India plans space telescope launch in second half of 2015
ASTROSAT won't trouble Hubble, will excite boffins at University of Leicester
The Indian Space Research Organisation (ISRO) says it is ready to launch its first “mission aimed at studying distant celestial objects.”
Dubbed “ASTROSAT”, the craft packs four X-ray instruments, an ultraviolet telescope and a charge particle monitor.
ISRO says all payloads have been integrated into the satellite and that a few months testing are all that stands between it and a launch atop a rocket designated PSLV C-34. That vessel will ascend to an altitude of about 650km and despatch ASTROSAT into “a near equatorial orbit around the Earth.”
India's press likes to describe ASTROSAT as a “mini Hubble”, a decent description as the observatory will pack a 300mm mirror compared to Hubble's 2.4m kit.
But ASTROSAT has Hubble beat in some ways as its instruments will observe ultraviolet rays, x-rays and light visible to our puny human eyes in ways and in spectra that Hubble cannot.
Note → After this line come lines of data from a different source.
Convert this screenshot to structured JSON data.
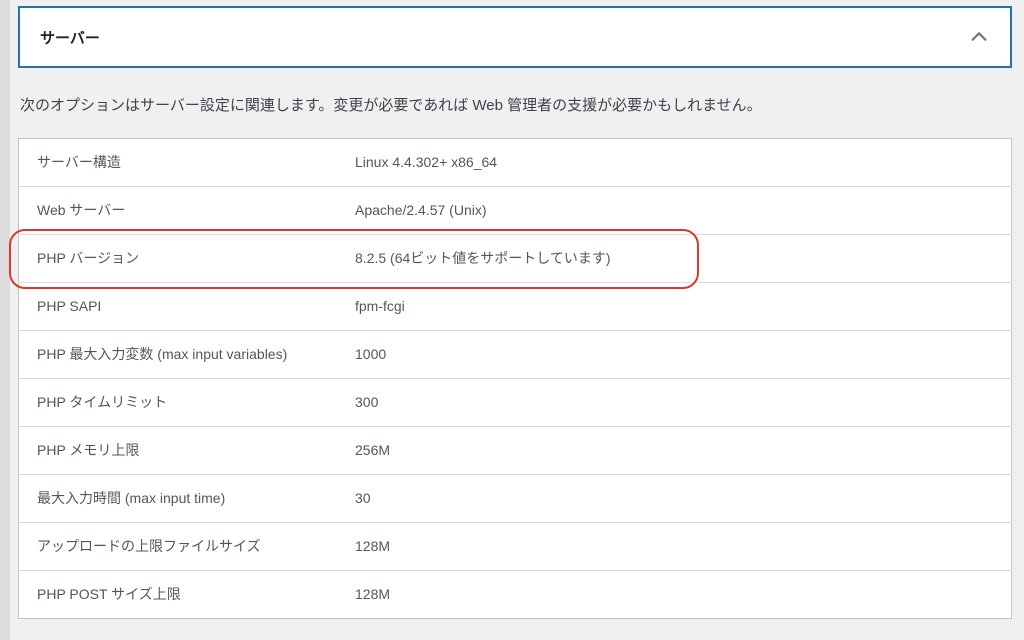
{
  "panel": {
    "title": "サーバー",
    "expanded": true
  },
  "description": "次のオプションはサーバー設定に関連します。変更が必要であれば Web 管理者の支援が必要かもしれません。",
  "rows": [
    {
      "label": "サーバー構造",
      "value": "Linux 4.4.302+ x86_64"
    },
    {
      "label": "Web サーバー",
      "value": "Apache/2.4.57 (Unix)"
    },
    {
      "label": "PHP バージョン",
      "value": "8.2.5 (64ビット値をサポートしています)"
    },
    {
      "label": "PHP SAPI",
      "value": "fpm-fcgi"
    },
    {
      "label": "PHP 最大入力変数 (max input variables)",
      "value": "1000"
    },
    {
      "label": "PHP タイムリミット",
      "value": "300"
    },
    {
      "label": "PHP メモリ上限",
      "value": "256M"
    },
    {
      "label": "最大入力時間 (max input time)",
      "value": "30"
    },
    {
      "label": "アップロードの上限ファイルサイズ",
      "value": "128M"
    },
    {
      "label": "PHP POST サイズ上限",
      "value": "128M"
    }
  ],
  "highlighted_row_index": 2,
  "colors": {
    "accent": "#2271b1",
    "highlight": "#d53a2e"
  }
}
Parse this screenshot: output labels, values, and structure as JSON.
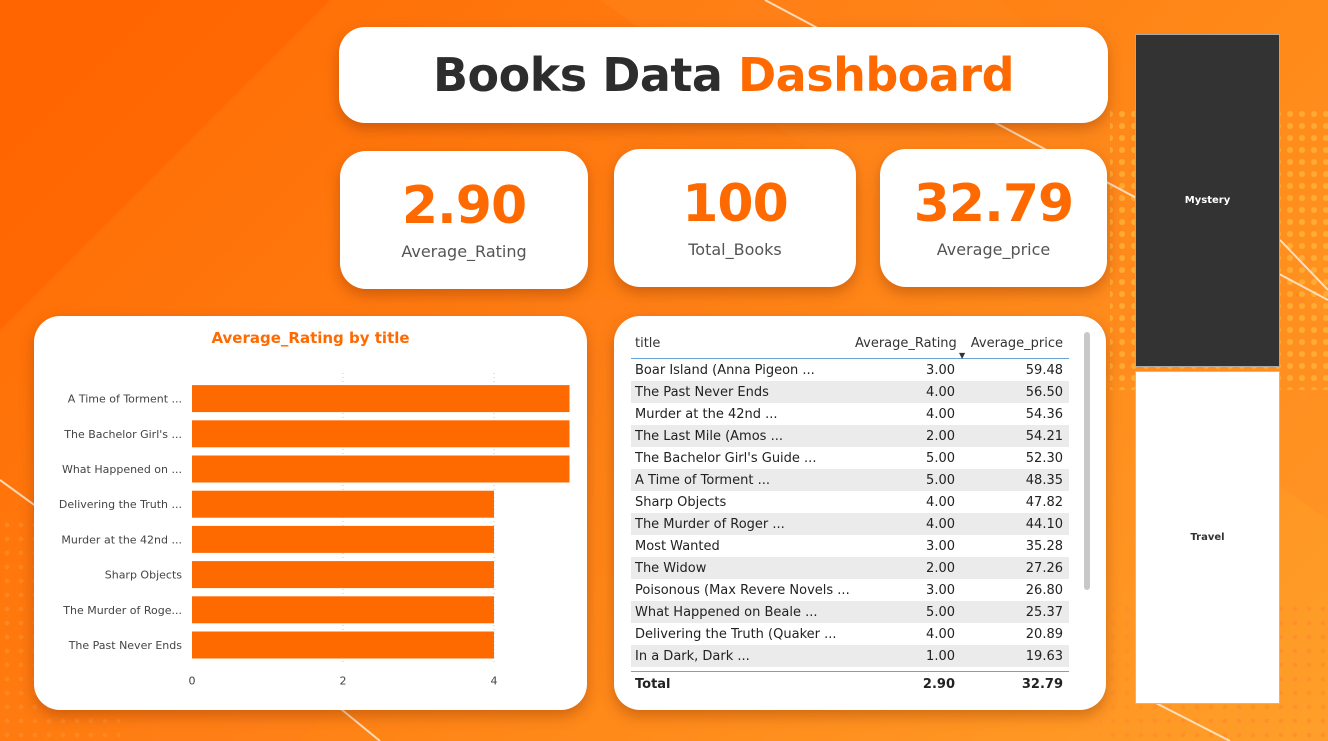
{
  "header": {
    "title_part1": "Books Data",
    "title_part2": "Dashboard"
  },
  "kpis": [
    {
      "value": "2.90",
      "label": "Average_Rating"
    },
    {
      "value": "100",
      "label": "Total_Books"
    },
    {
      "value": "32.79",
      "label": "Average_price"
    }
  ],
  "chart_data": {
    "type": "bar",
    "orientation": "horizontal",
    "title": "Average_Rating by title",
    "categories": [
      "A Time of Torment ...",
      "The Bachelor Girl's ...",
      "What Happened on ...",
      "Delivering the Truth ...",
      "Murder at the 42nd ...",
      "Sharp Objects",
      "The Murder of Roge...",
      "The Past Never Ends"
    ],
    "values": [
      5,
      5,
      5,
      4,
      4,
      4,
      4,
      4
    ],
    "x_ticks": [
      "0",
      "2",
      "4"
    ],
    "xlim": [
      0,
      5
    ],
    "grid": true,
    "bar_color": "#ff6a00"
  },
  "table": {
    "headers": [
      "title",
      "Average_Rating",
      "Average_price"
    ],
    "rows": [
      [
        "Boar Island (Anna Pigeon ...",
        "3.00",
        "59.48"
      ],
      [
        "The Past Never Ends",
        "4.00",
        "56.50"
      ],
      [
        "Murder at the 42nd ...",
        "4.00",
        "54.36"
      ],
      [
        "The Last Mile (Amos ...",
        "2.00",
        "54.21"
      ],
      [
        "The Bachelor Girl's Guide ...",
        "5.00",
        "52.30"
      ],
      [
        "A Time of Torment ...",
        "5.00",
        "48.35"
      ],
      [
        "Sharp Objects",
        "4.00",
        "47.82"
      ],
      [
        "The Murder of Roger ...",
        "4.00",
        "44.10"
      ],
      [
        "Most Wanted",
        "3.00",
        "35.28"
      ],
      [
        "The Widow",
        "2.00",
        "27.26"
      ],
      [
        "Poisonous (Max Revere Novels ...",
        "3.00",
        "26.80"
      ],
      [
        "What Happened on Beale ...",
        "5.00",
        "25.37"
      ],
      [
        "Delivering the Truth (Quaker ...",
        "4.00",
        "20.89"
      ],
      [
        "In a Dark, Dark ...",
        "1.00",
        "19.63"
      ]
    ],
    "total": [
      "Total",
      "2.90",
      "32.79"
    ]
  },
  "slicers": {
    "mystery": "Mystery",
    "travel": "Travel"
  },
  "colors": {
    "accent": "#ff6a00",
    "dark": "#2d2d2d",
    "slicer_selected": "#333333"
  }
}
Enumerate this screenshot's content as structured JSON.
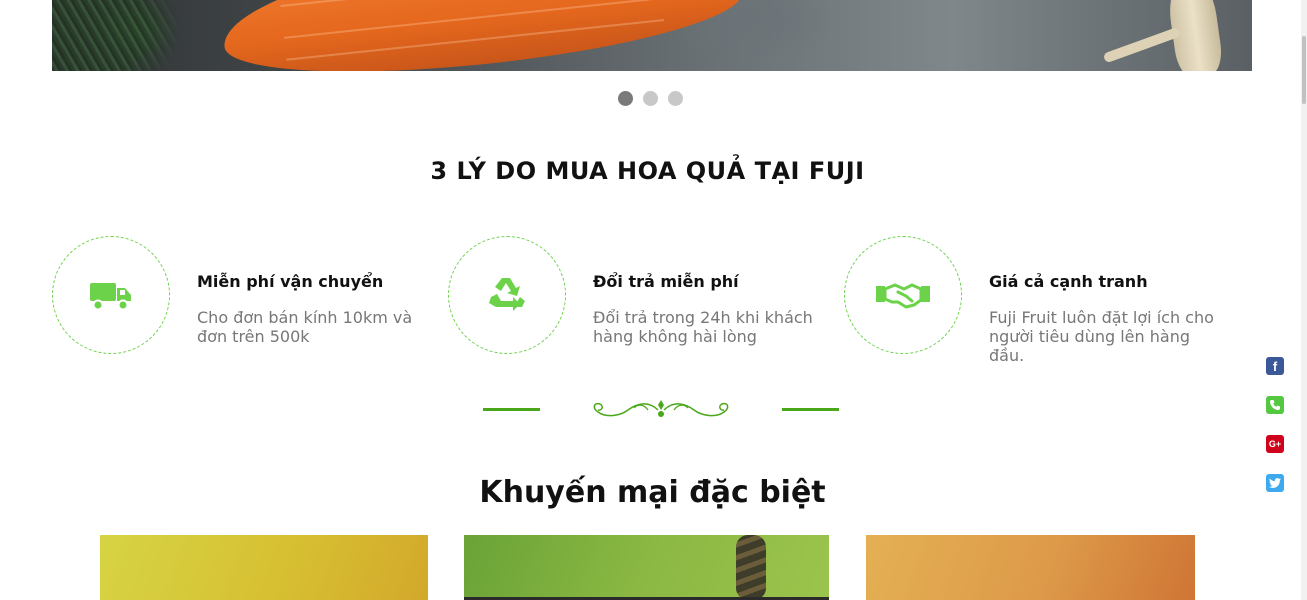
{
  "hero": {
    "image": "vegetables-banner",
    "slide_count": 3,
    "active_slide": 1
  },
  "reasons": {
    "title": "3 LÝ DO MUA HOA QUẢ TẠI FUJI",
    "items": [
      {
        "icon": "truck-icon",
        "title": "Miễn phí vận chuyển",
        "desc": "Cho đơn bán kính 10km và đơn trên 500k"
      },
      {
        "icon": "recycle-icon",
        "title": "Đổi trả miễn phí",
        "desc": "Đổi trả trong 24h khi khách hàng không hài lòng"
      },
      {
        "icon": "handshake-icon",
        "title": "Giá cả cạnh tranh",
        "desc": "Fuji Fruit luôn đặt lợi ích cho người tiêu dùng lên hàng đầu."
      }
    ]
  },
  "promo": {
    "title": "Khuyến mại đặc biệt"
  },
  "social": [
    {
      "icon": "facebook-icon",
      "glyph": "f"
    },
    {
      "icon": "phone-icon",
      "glyph": ""
    },
    {
      "icon": "google-plus-icon",
      "glyph": "G+"
    },
    {
      "icon": "twitter-icon",
      "glyph": ""
    }
  ],
  "colors": {
    "accent": "#6cd24a",
    "divider": "#4aa71a",
    "dot_active": "#7a7a7a",
    "dot": "#c8c8c8"
  }
}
ASTROSAT is expected to last five years, rather less than Hubble's 25-and-counting, but is nonetheless a welcome addition to humanity's space-spotting fleet. And also rather exciting for boffins at the University of Leicester which provided the CCD camera for the soft X-ray telescope. ®